To accomplish all this – and make sure you’re both on the right track and accurately judging the length of the sales and itch cycles for your business, product and services. That requires you to set Key Performance Indicators or KPI’s. KPI’s are sales metrics that give you a benchmark to shoot for. One that is, at least partially, based on your ideal target customer, their needs and the frequency of their need arising.
If it sounds like I’m repeating myself, it’s because we’ve learned that certain concepts need to be reinforced in slightly different language to fully connect with our audience.
The Plan That Makes the Process Work
You might have noticed I’ve mentioned strategy several times. Remember that part about “the hard work ahead of time” to design the most effective process? It starts with and hinges upon strategy.
Your business – online or not – needs to build out a unique set of specifications to describe what a properly qualified prospect looks like. I’ve referred to it a few times earlier as your ideal target customer. And let me reiterate that the more information you know about this ideal customer, the more effective your well-designed sales process will be.
By utilizing the automated tools found in Infusionsoft or other similar products, you can strike while the iron is hot, continue to gather data on and refine your definition of your perfect customer, and measure the KPI on every point of interaction as you guide the people from stranger to prospect to buyer.

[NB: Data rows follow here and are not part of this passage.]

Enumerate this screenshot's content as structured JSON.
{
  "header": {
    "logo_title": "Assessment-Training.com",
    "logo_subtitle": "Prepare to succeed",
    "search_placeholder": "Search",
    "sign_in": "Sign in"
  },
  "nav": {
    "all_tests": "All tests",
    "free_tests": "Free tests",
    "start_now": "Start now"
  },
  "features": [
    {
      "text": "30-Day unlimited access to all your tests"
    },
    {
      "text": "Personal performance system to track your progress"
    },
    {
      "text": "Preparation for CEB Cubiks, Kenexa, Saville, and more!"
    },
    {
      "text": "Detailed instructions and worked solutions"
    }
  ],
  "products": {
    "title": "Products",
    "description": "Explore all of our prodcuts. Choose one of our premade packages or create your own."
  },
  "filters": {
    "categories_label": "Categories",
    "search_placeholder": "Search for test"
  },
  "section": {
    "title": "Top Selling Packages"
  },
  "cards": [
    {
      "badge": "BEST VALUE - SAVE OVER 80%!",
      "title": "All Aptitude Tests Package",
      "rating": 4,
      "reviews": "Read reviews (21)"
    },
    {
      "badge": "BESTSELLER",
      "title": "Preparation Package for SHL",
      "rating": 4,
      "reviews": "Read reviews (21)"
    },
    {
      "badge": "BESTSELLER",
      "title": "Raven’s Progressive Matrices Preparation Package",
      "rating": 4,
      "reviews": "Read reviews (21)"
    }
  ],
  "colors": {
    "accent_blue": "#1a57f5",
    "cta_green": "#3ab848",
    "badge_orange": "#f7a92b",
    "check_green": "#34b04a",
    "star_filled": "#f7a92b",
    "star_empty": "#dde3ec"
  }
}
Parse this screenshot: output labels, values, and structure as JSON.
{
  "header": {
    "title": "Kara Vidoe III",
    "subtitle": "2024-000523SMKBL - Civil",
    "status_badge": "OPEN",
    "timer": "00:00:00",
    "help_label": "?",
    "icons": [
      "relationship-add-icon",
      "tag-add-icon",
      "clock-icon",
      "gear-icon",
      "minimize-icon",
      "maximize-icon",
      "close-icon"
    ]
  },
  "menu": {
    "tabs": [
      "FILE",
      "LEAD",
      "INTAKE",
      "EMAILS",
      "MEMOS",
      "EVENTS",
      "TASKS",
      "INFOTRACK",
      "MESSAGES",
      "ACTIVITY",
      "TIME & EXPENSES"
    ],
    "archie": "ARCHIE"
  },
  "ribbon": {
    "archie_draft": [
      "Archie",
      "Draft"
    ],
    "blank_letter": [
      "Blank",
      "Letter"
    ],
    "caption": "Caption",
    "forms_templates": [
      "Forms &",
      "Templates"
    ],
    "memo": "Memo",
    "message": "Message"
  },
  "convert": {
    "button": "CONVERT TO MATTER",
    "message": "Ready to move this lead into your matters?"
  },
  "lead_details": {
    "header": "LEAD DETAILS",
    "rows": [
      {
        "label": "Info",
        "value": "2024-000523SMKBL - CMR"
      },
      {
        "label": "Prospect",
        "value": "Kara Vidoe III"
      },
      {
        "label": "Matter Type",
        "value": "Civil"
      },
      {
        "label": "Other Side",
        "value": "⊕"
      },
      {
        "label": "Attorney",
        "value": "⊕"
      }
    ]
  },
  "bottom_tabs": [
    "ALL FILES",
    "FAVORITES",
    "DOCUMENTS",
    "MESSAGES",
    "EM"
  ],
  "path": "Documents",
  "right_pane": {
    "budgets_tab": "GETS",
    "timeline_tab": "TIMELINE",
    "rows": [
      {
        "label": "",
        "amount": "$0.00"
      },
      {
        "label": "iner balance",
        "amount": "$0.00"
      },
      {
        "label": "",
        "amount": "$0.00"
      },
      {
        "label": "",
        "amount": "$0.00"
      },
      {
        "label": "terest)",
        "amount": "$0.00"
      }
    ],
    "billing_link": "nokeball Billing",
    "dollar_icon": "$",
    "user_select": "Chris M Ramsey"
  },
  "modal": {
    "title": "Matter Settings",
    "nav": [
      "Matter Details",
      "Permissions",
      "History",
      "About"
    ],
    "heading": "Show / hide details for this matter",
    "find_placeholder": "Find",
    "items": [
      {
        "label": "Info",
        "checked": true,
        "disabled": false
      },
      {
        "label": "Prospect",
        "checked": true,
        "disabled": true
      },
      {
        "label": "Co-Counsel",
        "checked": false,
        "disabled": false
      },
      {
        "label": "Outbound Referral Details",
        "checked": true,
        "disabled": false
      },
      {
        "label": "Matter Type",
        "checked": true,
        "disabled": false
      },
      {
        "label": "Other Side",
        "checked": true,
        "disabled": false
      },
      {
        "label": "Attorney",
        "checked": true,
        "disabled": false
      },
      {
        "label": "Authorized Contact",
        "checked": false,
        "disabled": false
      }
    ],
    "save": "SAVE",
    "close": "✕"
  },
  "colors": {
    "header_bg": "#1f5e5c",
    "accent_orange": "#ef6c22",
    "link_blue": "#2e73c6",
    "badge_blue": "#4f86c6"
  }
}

This happens because Infusionsoft and a few other customer relationship management (CRM) software systems allow for the movement of prospects through your sales stages, while tracking the time and effort required to move them with a reasonable degree of accuracy.
Don’t Be That Guy Until They Want That Guy
While automated systems make it easier to manage and communicate with your prospective clients on a regular basis, it needs to be properly designed. Depending on where a person is in the sales cycle, they have different expectations for communication.
If they are early in the cycle, they may not be qualified, and are probably just doing research. Just like a window shopper who responds to the pushy sales clerk that they’re “just looking.” Your goal is NOT to be the pushy sales clerk. Again, a laser-focused Lead Magnet allows them to qualify themselves, AND offer you the chance to invite them back without feeling sales-y.
Instead, you carefully shepherd the potential client into more trust and interest with carefully timed emails, social media interaction, success stories, videos, other customers’ positive feedback and offers, especially for helpful webinars or white papers that position you as not just a salesperson, but an educator.
And with each step your prospective client descends, they’re further qualifying themselves.
Then once the prospect gets deep enough into the sales cycle, you’ll want to be highly responsive help to complete the purchase. If you come on too strong too early, or not enough too late, both lead to buyer frustration and sayonara to your sale and future business. And don’t forget that all-important post-sale follow-up to ask for their positive feedback.
All the while tracking their movement with a CRM and using that data to improve your process.
It’s Not Over Yet!
Yes, I said improve your process. While building a well-designed sales cycle tracking and follow-up system leads to more efficiency and profitability, you can’t rest on your laurels. The point of creating the automated funnel is not to sit back and just gather in the profits. It’s to make your business and system more workable so you can spend more time developing the business – and hopefully, more time resting.
I know it’s odd to think of an entrepreneur resting, but quality of life is important too. Do the heavy, strategic lifting on the front end, and it’ll be easier to make sales and tweak the process as it goes, so that you’re not just growing your dream business, you’re nourishing your dream life as well.